- _MATERIALS PROVIDED_
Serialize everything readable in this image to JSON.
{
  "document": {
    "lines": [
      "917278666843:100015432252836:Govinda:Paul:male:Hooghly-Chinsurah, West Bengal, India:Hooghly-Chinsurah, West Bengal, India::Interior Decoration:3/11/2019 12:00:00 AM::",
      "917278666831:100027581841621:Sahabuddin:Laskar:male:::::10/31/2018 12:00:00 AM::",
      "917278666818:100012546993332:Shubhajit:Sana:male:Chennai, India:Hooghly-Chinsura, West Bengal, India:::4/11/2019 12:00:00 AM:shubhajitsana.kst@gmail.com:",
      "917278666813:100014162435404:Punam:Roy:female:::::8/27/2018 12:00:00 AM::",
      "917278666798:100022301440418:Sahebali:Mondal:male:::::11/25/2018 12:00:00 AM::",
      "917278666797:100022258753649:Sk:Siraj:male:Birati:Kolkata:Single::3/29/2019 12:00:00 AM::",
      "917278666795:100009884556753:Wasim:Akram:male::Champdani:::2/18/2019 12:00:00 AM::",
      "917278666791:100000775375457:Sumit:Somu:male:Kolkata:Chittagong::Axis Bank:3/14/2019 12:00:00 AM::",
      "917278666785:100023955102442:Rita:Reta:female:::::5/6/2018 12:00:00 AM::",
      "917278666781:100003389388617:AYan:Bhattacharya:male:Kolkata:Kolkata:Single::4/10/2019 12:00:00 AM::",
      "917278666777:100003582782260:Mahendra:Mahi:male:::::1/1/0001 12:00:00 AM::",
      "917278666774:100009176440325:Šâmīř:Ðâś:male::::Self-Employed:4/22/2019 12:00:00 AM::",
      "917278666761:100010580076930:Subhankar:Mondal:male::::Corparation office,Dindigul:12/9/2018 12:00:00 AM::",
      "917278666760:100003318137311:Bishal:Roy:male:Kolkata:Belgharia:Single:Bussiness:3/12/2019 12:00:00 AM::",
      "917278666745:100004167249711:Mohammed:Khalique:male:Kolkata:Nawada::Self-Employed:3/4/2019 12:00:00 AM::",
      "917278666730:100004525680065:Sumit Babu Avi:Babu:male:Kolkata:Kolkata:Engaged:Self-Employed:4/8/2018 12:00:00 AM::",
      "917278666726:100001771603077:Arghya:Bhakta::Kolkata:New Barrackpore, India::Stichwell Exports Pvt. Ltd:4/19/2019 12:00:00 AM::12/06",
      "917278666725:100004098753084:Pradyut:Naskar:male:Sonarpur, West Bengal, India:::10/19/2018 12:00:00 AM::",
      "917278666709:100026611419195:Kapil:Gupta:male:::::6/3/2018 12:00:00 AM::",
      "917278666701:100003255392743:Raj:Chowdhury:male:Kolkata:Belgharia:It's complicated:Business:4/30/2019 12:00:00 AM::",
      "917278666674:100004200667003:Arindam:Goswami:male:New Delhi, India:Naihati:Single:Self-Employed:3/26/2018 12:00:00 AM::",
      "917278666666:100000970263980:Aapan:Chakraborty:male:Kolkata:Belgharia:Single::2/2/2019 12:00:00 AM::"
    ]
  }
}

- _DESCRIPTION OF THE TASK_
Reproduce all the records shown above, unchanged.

- _OUTPUT BELOW_
Serialize everything readable in this image to JSON.
{
  "document": {
    "lines": [
      "917278666843:100015432252836:Govinda:Paul:male:Hooghly-Chinsurah, West Bengal, India:Hooghly-Chinsurah, West Bengal, India::Interior Decoration:3/11/2019 12:00:00 AM::",
      "917278666831:100027581841621:Sahabuddin:Laskar:male:::::10/31/2018 12:00:00 AM::",
      "917278666818:100012546993332:Shubhajit:Sana:male:Chennai, India:Hooghly-Chinsura, West Bengal, India:::4/11/2019 12:00:00 AM:shubhajitsana.kst@gmail.com:",
      "917278666813:100014162435404:Punam:Roy:female:::::8/27/2018 12:00:00 AM::",
      "917278666798:100022301440418:Sahebali:Mondal:male:::::11/25/2018 12:00:00 AM::",
      "917278666797:100022258753649:Sk:Siraj:male:Birati:Kolkata:Single::3/29/2019 12:00:00 AM::",
      "917278666795:100009884556753:Wasim:Akram:male::Champdani:::2/18/2019 12:00:00 AM::",
      "917278666791:100000775375457:Sumit:Somu:male:Kolkata:Chittagong::Axis Bank:3/14/2019 12:00:00 AM::",
      "917278666785:100023955102442:Rita:Reta:female:::::5/6/2018 12:00:00 AM::",
      "917278666781:100003389388617:AYan:Bhattacharya:male:Kolkata:Kolkata:Single::4/10/2019 12:00:00 AM::",
      "917278666777:100003582782260:Mahendra:Mahi:male:::::1/1/0001 12:00:00 AM::",
      "917278666774:100009176440325:Šâmīř:Ðâś:male::::Self-Employed:4/22/2019 12:00:00 AM::",
      "917278666761:100010580076930:Subhankar:Mondal:male::::Corparation office,Dindigul:12/9/2018 12:00:00 AM::",
      "917278666760:100003318137311:Bishal:Roy:male:Kolkata:Belgharia:Single:Bussiness:3/12/2019 12:00:00 AM::",
      "917278666745:100004167249711:Mohammed:Khalique:male:Kolkata:Nawada::Self-Employed:3/4/2019 12:00:00 AM::",
      "917278666730:100004525680065:Sumit Babu Avi:Babu:male:Kolkata:Kolkata:Engaged:Self-Employed:4/8/2018 12:00:00 AM::",
      "917278666726:100001771603077:Arghya:Bhakta::Kolkata:New Barrackpore, India::Stichwell Exports Pvt. Ltd:4/19/2019 12:00:00 AM::12/06",
      "917278666725:100004098753084:Pradyut:Naskar:male:Sonarpur, West Bengal, India:::10/19/2018 12:00:00 AM::",
      "917278666709:100026611419195:Kapil:Gupta:male:::::6/3/2018 12:00:00 AM::",
      "917278666701:100003255392743:Raj:Chowdhury:male:Kolkata:Belgharia:It's complicated:Business:4/30/2019 12:00:00 AM::",
      "917278666674:100004200667003:Arindam:Goswami:male:New Delhi, India:Naihati:Single:Self-Employed:3/26/2018 12:00:00 AM::",
      "917278666666:100000970263980:Aapan:Chakraborty:male:Kolkata:Belgharia:Single::2/2/2019 12:00:00 AM::"
    ]
  }
}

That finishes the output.